Pearson has reinforced guidance that it expects to return to underlying profit growth in 2018 after posting underlying revenue growth of 2% and adjusted operating profit up 46% year-on-year for the first half of 2018. However it reported Penguin Random House - in which Pearson still has a 25% stake - saw sales fall in the first half owing to "softer fiction print sales and lower e-book sales", only "partially offset by rising audio sales".
According to Pearson's first half report, Penguin Random House saw "revenues down on an underlying basis year on year", although figures were not disclosed. However Pearson said the business did benefit from major bestsellers by Bill Clinton and James Patterson, Jordan Peterson, Lee Child, R J Palacio and Dr Seuss. Pearson's stake in PRH contributed £22m to the education company's adjusted operating profit, down 4% in underlying terms, and down 52% in headline terms primarily due to the disposal of Pearson's 22% stake in the business to Bertelsmann in October 2017.

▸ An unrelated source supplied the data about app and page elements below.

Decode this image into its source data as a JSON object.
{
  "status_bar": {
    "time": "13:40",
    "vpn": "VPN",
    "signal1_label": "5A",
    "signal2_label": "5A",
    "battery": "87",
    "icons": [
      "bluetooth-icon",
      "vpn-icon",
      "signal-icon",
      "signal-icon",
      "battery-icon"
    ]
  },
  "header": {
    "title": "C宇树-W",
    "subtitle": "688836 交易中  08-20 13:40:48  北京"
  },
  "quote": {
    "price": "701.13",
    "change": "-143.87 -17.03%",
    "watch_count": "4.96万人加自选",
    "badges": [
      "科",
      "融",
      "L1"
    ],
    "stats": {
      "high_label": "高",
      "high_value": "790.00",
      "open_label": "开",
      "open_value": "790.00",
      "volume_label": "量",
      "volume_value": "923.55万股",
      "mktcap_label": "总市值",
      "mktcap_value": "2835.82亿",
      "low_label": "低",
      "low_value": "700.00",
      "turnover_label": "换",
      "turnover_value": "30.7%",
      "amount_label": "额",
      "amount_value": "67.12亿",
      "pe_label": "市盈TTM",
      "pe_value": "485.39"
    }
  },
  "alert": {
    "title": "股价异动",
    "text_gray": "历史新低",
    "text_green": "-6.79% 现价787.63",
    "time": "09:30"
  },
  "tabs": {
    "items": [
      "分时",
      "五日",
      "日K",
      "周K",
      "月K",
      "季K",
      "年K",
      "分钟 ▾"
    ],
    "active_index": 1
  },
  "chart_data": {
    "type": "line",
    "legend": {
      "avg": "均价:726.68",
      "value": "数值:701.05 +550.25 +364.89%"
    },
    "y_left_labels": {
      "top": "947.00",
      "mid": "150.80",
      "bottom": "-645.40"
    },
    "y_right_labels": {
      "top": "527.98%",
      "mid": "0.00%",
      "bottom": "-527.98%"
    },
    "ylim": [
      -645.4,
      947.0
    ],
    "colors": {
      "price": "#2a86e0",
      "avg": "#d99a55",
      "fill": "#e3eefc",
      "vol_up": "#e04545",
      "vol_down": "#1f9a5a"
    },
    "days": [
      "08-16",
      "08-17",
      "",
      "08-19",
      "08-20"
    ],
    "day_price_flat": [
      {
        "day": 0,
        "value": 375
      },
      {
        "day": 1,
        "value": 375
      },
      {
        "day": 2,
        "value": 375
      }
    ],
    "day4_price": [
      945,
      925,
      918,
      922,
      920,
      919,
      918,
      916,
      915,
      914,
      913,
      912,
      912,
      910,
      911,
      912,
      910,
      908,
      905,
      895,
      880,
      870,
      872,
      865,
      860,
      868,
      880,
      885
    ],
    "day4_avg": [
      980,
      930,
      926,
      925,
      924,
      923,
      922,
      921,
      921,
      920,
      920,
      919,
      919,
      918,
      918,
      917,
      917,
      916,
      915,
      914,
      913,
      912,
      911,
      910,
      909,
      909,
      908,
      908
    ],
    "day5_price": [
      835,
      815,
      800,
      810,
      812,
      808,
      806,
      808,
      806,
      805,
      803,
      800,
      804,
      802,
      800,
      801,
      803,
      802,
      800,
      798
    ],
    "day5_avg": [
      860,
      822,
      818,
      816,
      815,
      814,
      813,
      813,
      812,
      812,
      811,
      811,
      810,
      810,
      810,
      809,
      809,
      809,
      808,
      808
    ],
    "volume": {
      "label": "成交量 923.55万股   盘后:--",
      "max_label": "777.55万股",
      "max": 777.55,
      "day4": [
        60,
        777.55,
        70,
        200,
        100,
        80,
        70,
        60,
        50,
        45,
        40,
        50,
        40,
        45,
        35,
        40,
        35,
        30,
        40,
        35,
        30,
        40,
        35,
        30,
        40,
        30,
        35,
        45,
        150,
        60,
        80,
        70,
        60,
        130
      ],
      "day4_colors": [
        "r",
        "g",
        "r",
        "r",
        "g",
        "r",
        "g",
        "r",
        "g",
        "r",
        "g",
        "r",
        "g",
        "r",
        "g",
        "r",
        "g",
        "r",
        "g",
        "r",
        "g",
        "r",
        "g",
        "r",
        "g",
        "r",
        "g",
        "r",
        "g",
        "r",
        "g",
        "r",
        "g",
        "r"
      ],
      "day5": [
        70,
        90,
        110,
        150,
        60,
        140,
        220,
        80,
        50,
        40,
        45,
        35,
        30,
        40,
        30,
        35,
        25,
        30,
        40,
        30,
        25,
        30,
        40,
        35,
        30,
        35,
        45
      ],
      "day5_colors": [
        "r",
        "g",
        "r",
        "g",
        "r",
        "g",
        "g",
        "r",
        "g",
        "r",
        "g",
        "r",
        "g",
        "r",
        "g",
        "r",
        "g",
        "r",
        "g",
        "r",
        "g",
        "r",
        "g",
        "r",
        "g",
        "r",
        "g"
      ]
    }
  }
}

First-half TCM figures from Nielsen BookScan put Penguin Random House UK sales in the UK at £137.8m, down 1.6% on the same period last year.
Pearson's own headline sales dropped 9%, from £2,047m in the first half of 2017 to £1,865m in the first six months 2018 (to 30th June), but were up 2% on an underlying basis. Underlying revenue in Pearson's largest market, North America, rose 3%, while Core increased 2% and Growth fell 4%. North American Higher Education Courseware digital revenue grew "modestly" in the first half, helped by lower returns, Pearson said, but forecast a decline in net sales in the second half "as gross sales continue to be impacted by ongoing underlying market pressures".
Going into "selling season", and with Pearson’s sales weighted towards the second half of the year, pressure points for Pearson continue to include lower student enrolments and shifts in the US market towards textbook rental, an area that Pearson is moving into more.
Pearson's adjusted operating profit was flat at £107m on this time last year, but up 46% in underlying terms, attributed to sales growth and savings from its 2017-2019 restructuring programme. Statutory operating profit came in at £233m, up from £16m in the first half of 2017.
Pearson restated its guidance for 2018, outlined also in its first quarter results, that it expects adjusted operating profit of between £520m and £560m and adjusted earnings per share of 49p to 53p. Its simplification plans are said to be "on track", having delivered cost savings of £40m delivered in the first half of 2017 and forecasting £300m savings by end of 2019.
If profit does rise, it will be for the first time in six years. Challenges in the US education market resulted in a £2.6bn pre-tax loss for 2016 and forced Pearson to slash thousands of jobs in a bid to make the company "leaner" and "more agile".
Recent highlights for Pearson during the first half of 2018 include the appointment of a head of AI to lead its R&D team, agreeing its fifth UK online degree partnership with Northumbria University, and extending its US student assessment contracts in Kentucky and Arizona while also being awarded new contracts in Utah and Iowa.
No update was offered on its US K12 courseware business, which continues to be held for sale.
John Fallon, chief executive, said: “Although there is still much to do, we have had a good first half and continued to make progress against our strategic priorities. We are driving ahead in digital learning, helping more people develop the skills they need to prosper in a fast changing world.”